Blocking in printing refers to the undesirable adhesion between printed sheets, causing them to stick together. This often occurs when the ink is not properly dried or cured, resulting in the transfer of ink from one sheet to another.


Sheet sticking


  1. Commercial Printing: After a batch of brochures was printed, the printer noticed blocking because the stacks of paper were not allowed enough time to dry.
  2. Packaging: Blocking can occur in packaging materials if they are stacked before the ink or coating has fully set, leading to damaged graphics and text.
  3. Art Prints: Fine art prints can suffer from blocking if they are packed too soon after printing, causing the intricate details to be marred by ink transfer.

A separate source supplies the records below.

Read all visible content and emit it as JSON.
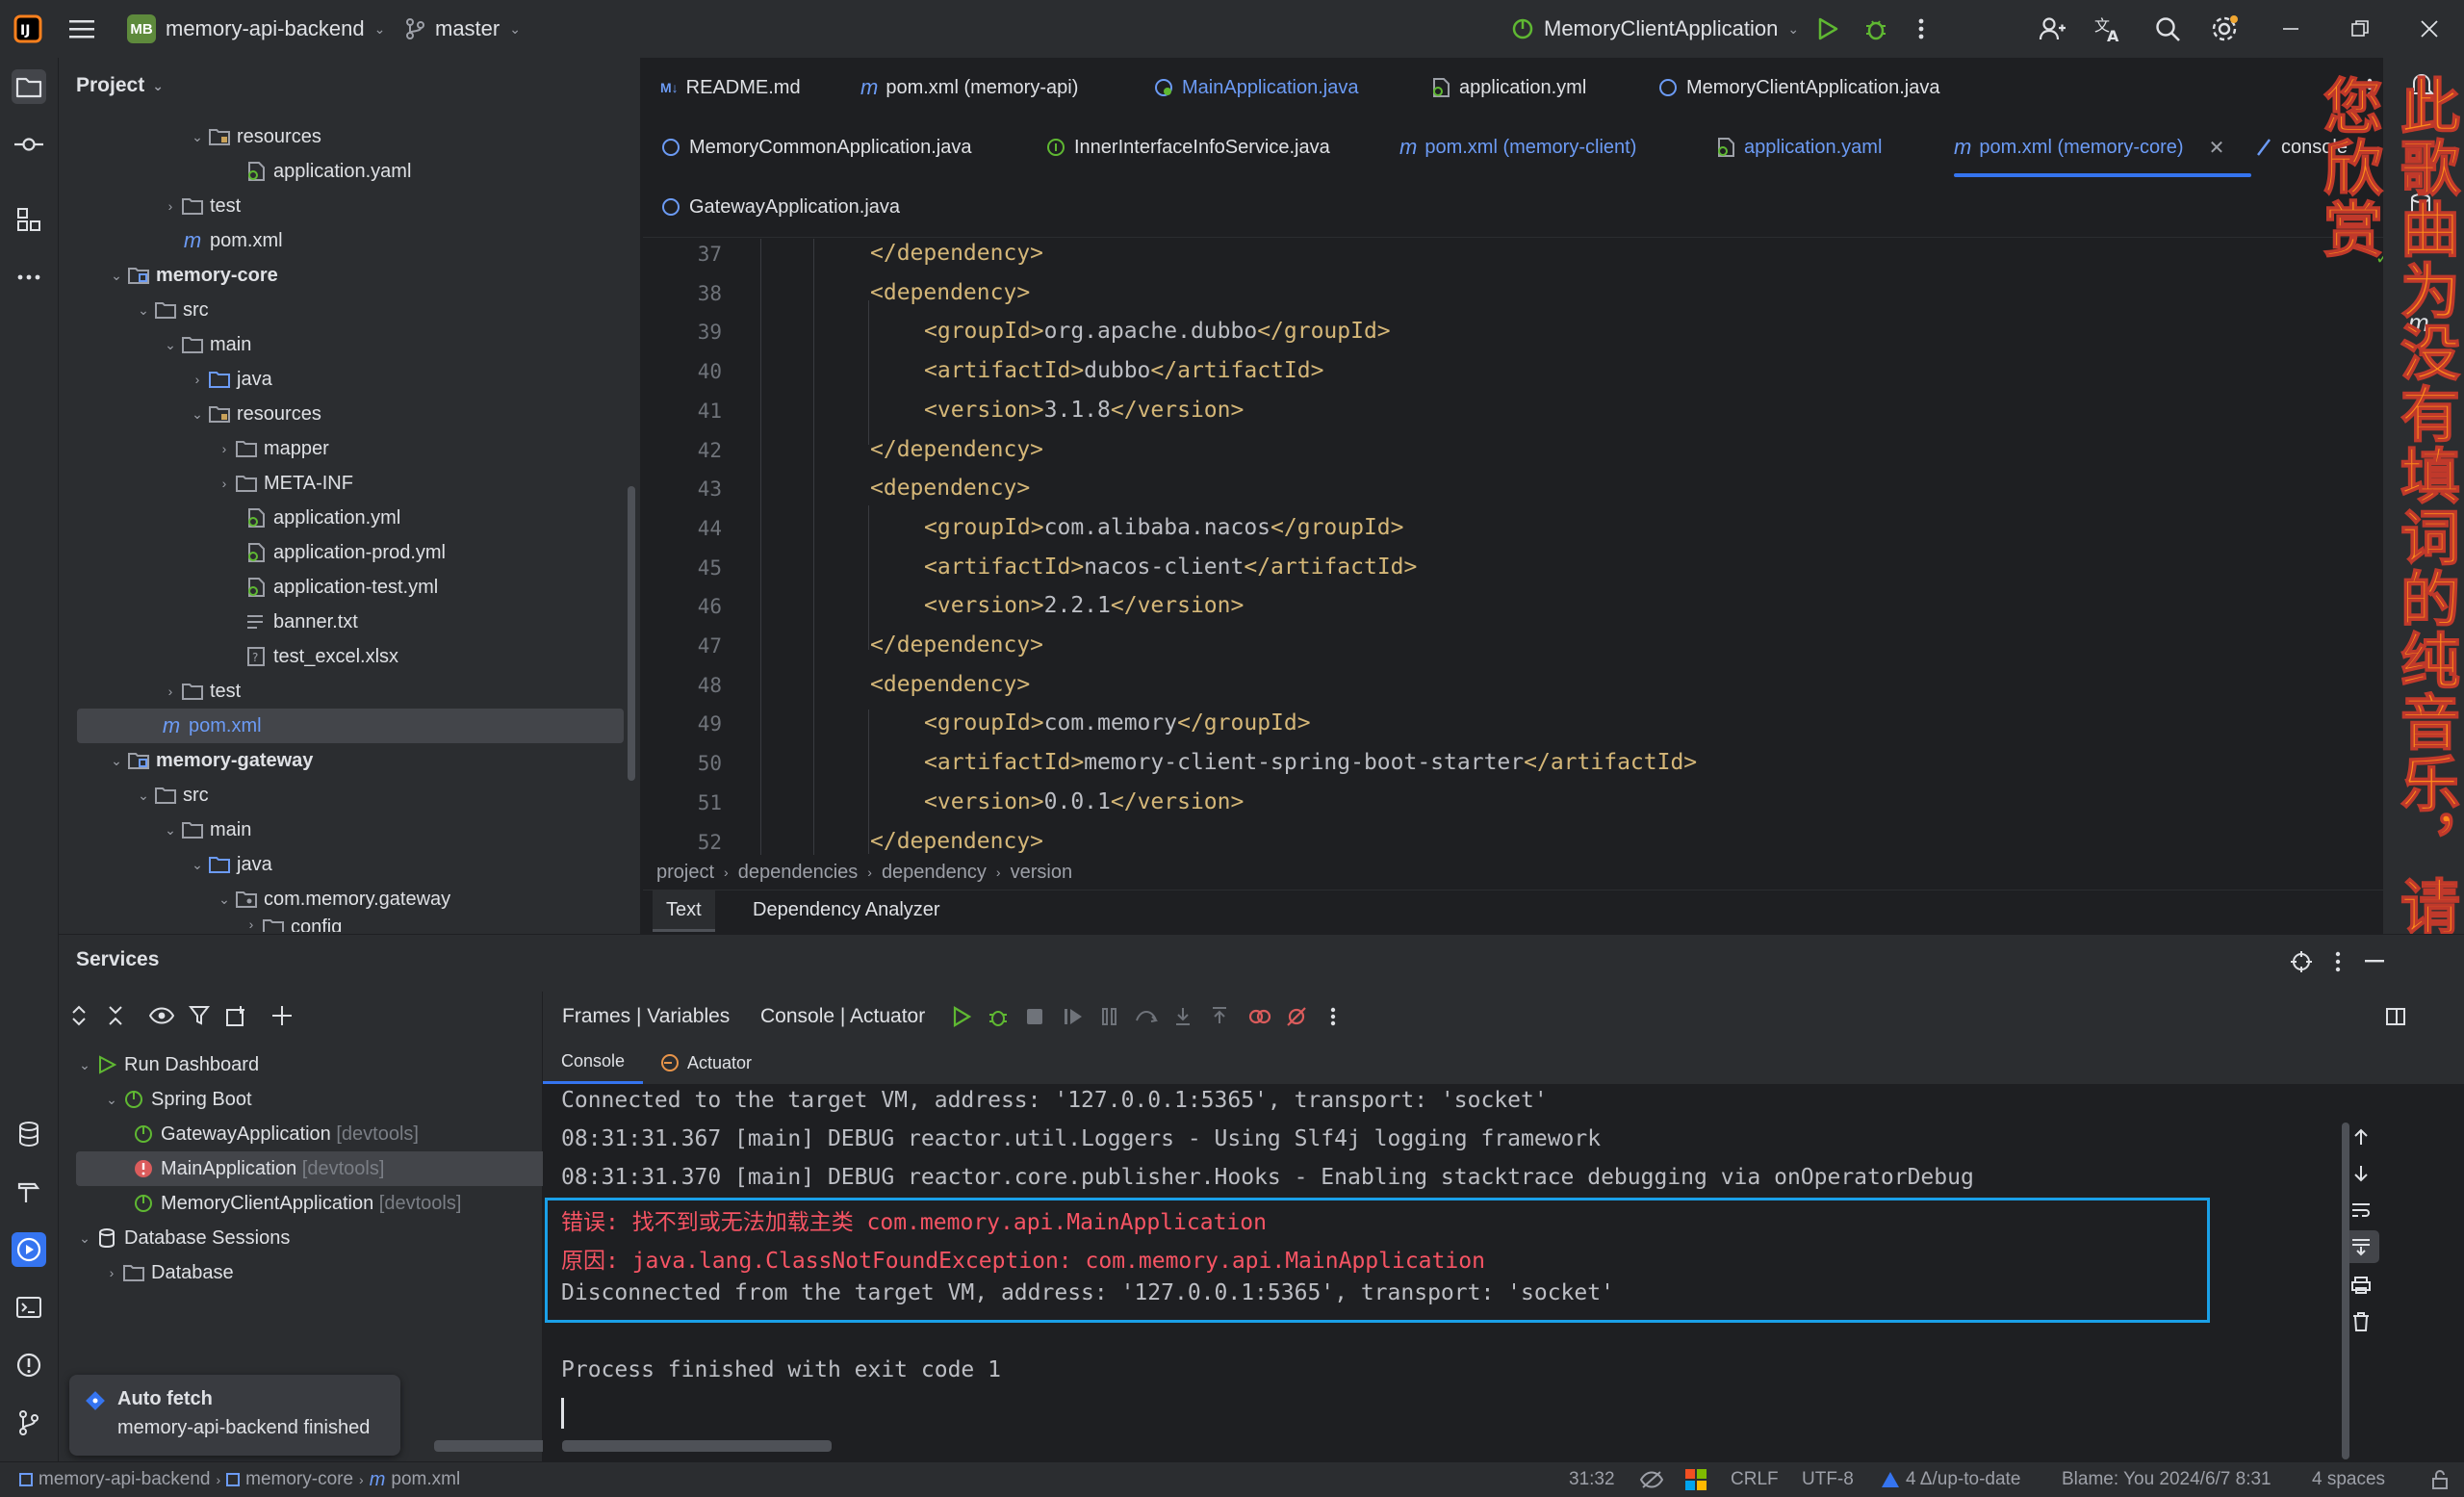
{
  "titlebar": {
    "project_initials": "MB",
    "project_name": "memory-api-backend",
    "branch": "master",
    "run_config": "MemoryClientApplication"
  },
  "project_panel": {
    "title": "Project",
    "tree": [
      {
        "label": "resources",
        "kind": "res-folder"
      },
      {
        "label": "application.yaml",
        "kind": "yaml"
      },
      {
        "label": "test",
        "kind": "folder"
      },
      {
        "label": "pom.xml",
        "kind": "maven"
      },
      {
        "label": "memory-core",
        "kind": "module"
      },
      {
        "label": "src",
        "kind": "folder"
      },
      {
        "label": "main",
        "kind": "folder"
      },
      {
        "label": "java",
        "kind": "src-folder"
      },
      {
        "label": "resources",
        "kind": "res-folder"
      },
      {
        "label": "mapper",
        "kind": "folder"
      },
      {
        "label": "META-INF",
        "kind": "folder"
      },
      {
        "label": "application.yml",
        "kind": "yaml"
      },
      {
        "label": "application-prod.yml",
        "kind": "yaml"
      },
      {
        "label": "application-test.yml",
        "kind": "yaml"
      },
      {
        "label": "banner.txt",
        "kind": "text"
      },
      {
        "label": "test_excel.xlsx",
        "kind": "unknown"
      },
      {
        "label": "test",
        "kind": "folder"
      },
      {
        "label": "pom.xml",
        "kind": "maven"
      },
      {
        "label": "memory-gateway",
        "kind": "module"
      },
      {
        "label": "src",
        "kind": "folder"
      },
      {
        "label": "main",
        "kind": "folder"
      },
      {
        "label": "java",
        "kind": "src-folder"
      },
      {
        "label": "com.memory.gateway",
        "kind": "package"
      },
      {
        "label": "config",
        "kind": "folder"
      }
    ]
  },
  "editor": {
    "tabs_row1": [
      "README.md",
      "pom.xml (memory-api)",
      "MainApplication.java",
      "application.yml",
      "MemoryClientApplication.java"
    ],
    "tabs_row2": [
      "MemoryCommonApplication.java",
      "InnerInterfaceInfoService.java",
      "pom.xml (memory-client)",
      "application.yaml",
      "pom.xml (memory-core)",
      "console"
    ],
    "tabs_row3": [
      "GatewayApplication.java"
    ],
    "lines": [
      {
        "n": "37",
        "open": "</",
        "tag": "dependency",
        "close": ">"
      },
      {
        "n": "38",
        "open": "<",
        "tag": "dependency",
        "close": ">"
      },
      {
        "n": "39",
        "tag": "groupId",
        "text": "org.apache.dubbo"
      },
      {
        "n": "40",
        "tag": "artifactId",
        "text": "dubbo"
      },
      {
        "n": "41",
        "tag": "version",
        "text": "3.1.8"
      },
      {
        "n": "42",
        "open": "</",
        "tag": "dependency",
        "close": ">"
      },
      {
        "n": "43",
        "open": "<",
        "tag": "dependency",
        "close": ">"
      },
      {
        "n": "44",
        "tag": "groupId",
        "text": "com.alibaba.nacos"
      },
      {
        "n": "45",
        "tag": "artifactId",
        "text": "nacos-client"
      },
      {
        "n": "46",
        "tag": "version",
        "text": "2.2.1"
      },
      {
        "n": "47",
        "open": "</",
        "tag": "dependency",
        "close": ">"
      },
      {
        "n": "48",
        "open": "<",
        "tag": "dependency",
        "close": ">"
      },
      {
        "n": "49",
        "tag": "groupId",
        "text": "com.memory"
      },
      {
        "n": "50",
        "tag": "artifactId",
        "text": "memory-client-spring-boot-starter"
      },
      {
        "n": "51",
        "tag": "version",
        "text": "0.0.1"
      },
      {
        "n": "52",
        "open": "</",
        "tag": "dependency",
        "close": ">"
      }
    ],
    "breadcrumb": [
      "project",
      "dependencies",
      "dependency",
      "version"
    ],
    "bottom_tabs": [
      "Text",
      "Dependency Analyzer"
    ]
  },
  "overlay_lyrics": "此歌曲为没有填词的纯音乐，请您欣赏",
  "services": {
    "title": "Services",
    "tree": [
      {
        "label": "Run Dashboard",
        "suffix": ""
      },
      {
        "label": "Spring Boot",
        "suffix": ""
      },
      {
        "label": "GatewayApplication",
        "suffix": "[devtools]"
      },
      {
        "label": "MainApplication",
        "suffix": "[devtools]"
      },
      {
        "label": "MemoryClientApplication",
        "suffix": "[devtools]"
      },
      {
        "label": "Database Sessions",
        "suffix": ""
      },
      {
        "label": "Database",
        "suffix": ""
      }
    ],
    "console_tabs": [
      "Frames | Variables",
      "Console | Actuator"
    ],
    "sub_tabs": [
      "Console",
      "Actuator"
    ],
    "console_lines": [
      "Connected to the target VM, address: '127.0.0.1:5365', transport: 'socket'",
      "08:31:31.367 [main] DEBUG reactor.util.Loggers - Using Slf4j logging framework",
      "08:31:31.370 [main] DEBUG reactor.core.publisher.Hooks - Enabling stacktrace debugging via onOperatorDebug",
      "错误: 找不到或无法加载主类 com.memory.api.MainApplication",
      "原因: java.lang.ClassNotFoundException: com.memory.api.MainApplication",
      "Disconnected from the target VM, address: '127.0.0.1:5365', transport: 'socket'",
      "Process finished with exit code 1"
    ]
  },
  "notification": {
    "title": "Auto fetch",
    "body": "memory-api-backend finished"
  },
  "statusbar": {
    "path": [
      "memory-api-backend",
      "memory-core",
      "pom.xml"
    ],
    "position": "31:32",
    "line_sep": "CRLF",
    "encoding": "UTF-8",
    "vcs": "4 Δ/up-to-date",
    "blame": "Blame: You 2024/6/7 8:31",
    "indent": "4 spaces"
  },
  "colors": {
    "accent": "#3574f0",
    "error": "#f75464",
    "tag": "#d5b778",
    "highlight_box": "#1aa0e8",
    "lyrics": "#ff8c1a"
  }
}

  • Proper Drying Time: Allow adequate drying or curing time for printed materials before stacking or packaging them. This is especially important for jobs with heavy ink coverage or coated papers.

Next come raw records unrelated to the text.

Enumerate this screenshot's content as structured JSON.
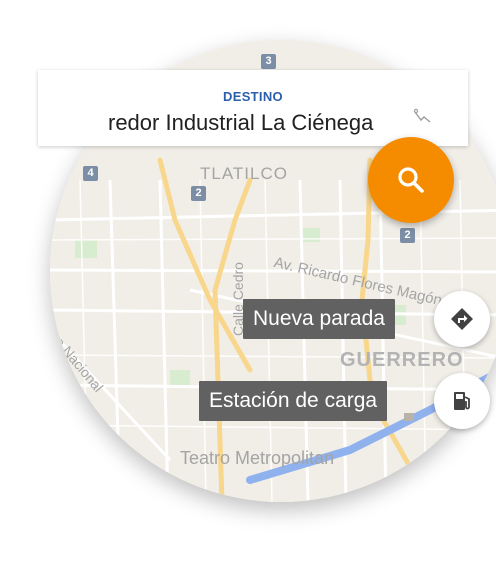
{
  "destination": {
    "label": "DESTINO",
    "value": "redor Industrial La Ciénega"
  },
  "map": {
    "labels": {
      "neighborhood_tlatilco": "TLATILCO",
      "neighborhood_guerrero": "GUERRERO",
      "street_ricardo": "Av. Ricardo Flores Magón",
      "street_cedro": "Calle Cedro",
      "street_nacional": "a Nacional",
      "poi_teatro": "Teatro Metropolitan"
    },
    "highway_shields": [
      "3",
      "4",
      "2",
      "2"
    ]
  },
  "actions": {
    "search_icon": "search-icon",
    "route_icon": "directions-icon",
    "fuel_icon": "gas-station-icon",
    "new_stop_label": "Nueva parada",
    "charging_station_label": "Estación de carga"
  },
  "colors": {
    "accent_orange": "#f58c00",
    "destination_label_blue": "#2c5fab",
    "route_blue": "#8fb1ee",
    "tooltip_bg": "#616161"
  }
}
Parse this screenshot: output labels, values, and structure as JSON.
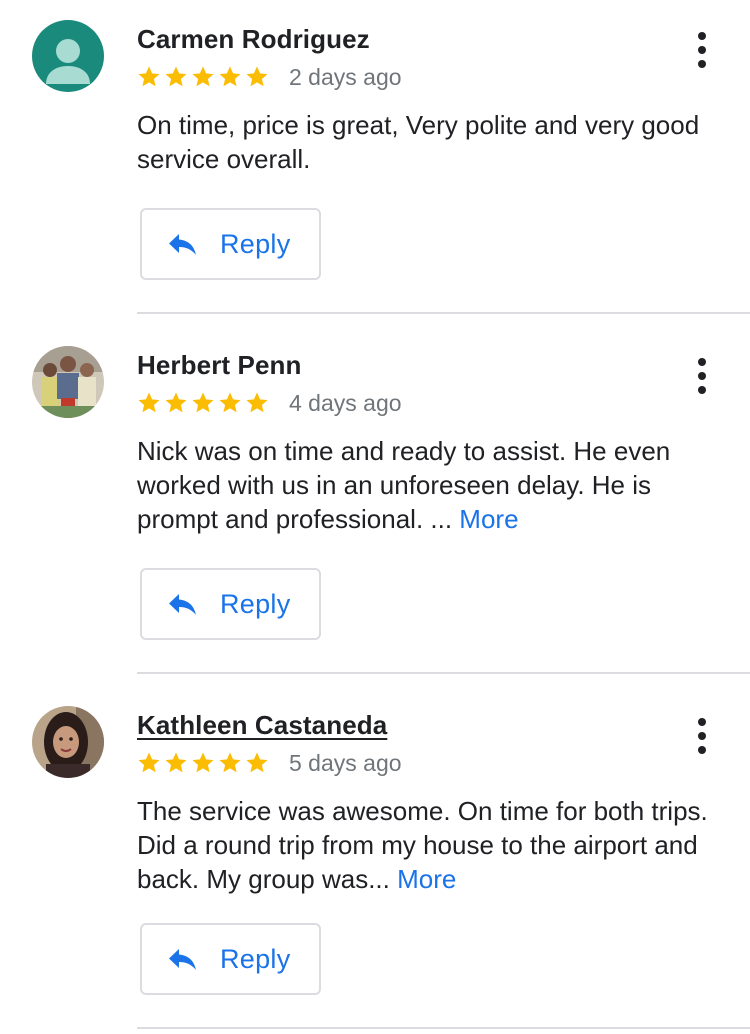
{
  "colors": {
    "star": "#fbbc04",
    "link": "#1a73e8",
    "meta_text": "#70757a",
    "divider": "#dadce0",
    "default_avatar_bg": "#1a8a7c"
  },
  "reviews": [
    {
      "author": "Carmen Rodriguez",
      "avatar_icon": "default-person-avatar-icon",
      "rating": 5,
      "date": "2 days ago",
      "text": "On time, price is great, Very polite and very good service overall.",
      "more_label": "",
      "reply_label": "Reply"
    },
    {
      "author": "Herbert Penn",
      "avatar_icon": "group-photo-avatar",
      "rating": 5,
      "date": "4 days ago",
      "text": "Nick was on time and ready to assist. He even worked with us in an unforeseen delay. He is prompt and professional. ... ",
      "more_label": "More",
      "reply_label": "Reply"
    },
    {
      "author": "Kathleen Castaneda",
      "avatar_icon": "portrait-photo-avatar",
      "rating": 5,
      "date": "5 days ago",
      "text": "The service was awesome. On time for both trips. Did a round trip from my house to the airport and back. My group was... ",
      "more_label": "More",
      "reply_label": "Reply"
    }
  ]
}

  • Use Anti-Blocking Sprays: Anti-blocking sprays or powders can be applied to the printed sheets to reduce the risk of sticking.

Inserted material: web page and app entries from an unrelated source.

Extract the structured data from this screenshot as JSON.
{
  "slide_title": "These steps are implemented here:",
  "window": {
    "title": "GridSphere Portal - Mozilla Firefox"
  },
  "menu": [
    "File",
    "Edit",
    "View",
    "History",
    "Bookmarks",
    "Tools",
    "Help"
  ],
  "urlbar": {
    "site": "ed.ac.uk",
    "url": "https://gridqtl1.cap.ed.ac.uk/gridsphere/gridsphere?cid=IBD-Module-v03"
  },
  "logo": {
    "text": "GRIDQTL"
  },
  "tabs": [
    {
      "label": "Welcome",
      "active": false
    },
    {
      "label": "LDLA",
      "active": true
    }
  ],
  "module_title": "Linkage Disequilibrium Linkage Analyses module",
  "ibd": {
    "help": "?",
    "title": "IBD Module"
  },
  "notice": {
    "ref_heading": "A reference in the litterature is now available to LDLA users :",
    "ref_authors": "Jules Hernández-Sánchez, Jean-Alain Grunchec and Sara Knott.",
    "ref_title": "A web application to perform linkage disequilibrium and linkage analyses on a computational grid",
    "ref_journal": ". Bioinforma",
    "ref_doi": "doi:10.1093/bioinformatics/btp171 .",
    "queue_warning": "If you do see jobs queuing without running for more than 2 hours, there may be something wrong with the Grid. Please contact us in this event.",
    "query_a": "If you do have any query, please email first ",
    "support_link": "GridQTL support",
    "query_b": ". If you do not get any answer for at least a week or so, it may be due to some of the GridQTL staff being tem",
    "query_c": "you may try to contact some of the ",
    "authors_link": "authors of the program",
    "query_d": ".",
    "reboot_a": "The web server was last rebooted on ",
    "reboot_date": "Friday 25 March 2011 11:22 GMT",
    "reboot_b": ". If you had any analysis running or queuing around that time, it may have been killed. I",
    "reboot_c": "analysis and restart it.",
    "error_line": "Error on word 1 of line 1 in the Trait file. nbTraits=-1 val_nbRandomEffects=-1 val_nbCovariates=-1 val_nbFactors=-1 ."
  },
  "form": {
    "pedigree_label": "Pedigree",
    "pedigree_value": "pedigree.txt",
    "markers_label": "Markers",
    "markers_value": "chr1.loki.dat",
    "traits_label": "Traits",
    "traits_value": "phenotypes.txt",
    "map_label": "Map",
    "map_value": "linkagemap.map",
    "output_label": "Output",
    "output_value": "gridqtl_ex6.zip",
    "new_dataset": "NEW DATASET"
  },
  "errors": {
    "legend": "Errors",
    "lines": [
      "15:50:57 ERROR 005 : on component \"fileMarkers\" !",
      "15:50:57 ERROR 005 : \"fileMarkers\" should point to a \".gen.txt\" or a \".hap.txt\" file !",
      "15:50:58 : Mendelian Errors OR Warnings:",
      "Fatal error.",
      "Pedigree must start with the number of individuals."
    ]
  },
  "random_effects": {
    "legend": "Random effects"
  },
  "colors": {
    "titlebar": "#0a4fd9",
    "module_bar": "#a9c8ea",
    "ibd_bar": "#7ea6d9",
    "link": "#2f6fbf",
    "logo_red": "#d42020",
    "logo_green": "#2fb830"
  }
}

  • Optimal Storage Conditions: Store printed materials in a cool, dry environment to facilitate faster drying and prevent humidity from causing blocking.
  • Paper Selection: Choose paper with appropriate coatings or finishes that resist blocking, especially for high-ink applications.
  • Quality Inks and Coatings: Use inks and coatings designed to dry quickly and resist blocking. UV-curable inks, for example, cure instantly under UV light and are less prone to blocking.

Understanding blocking and taking proactive steps to prevent it ensures that printed materials maintain their quality and appearance. Learn more by contacting AP&B!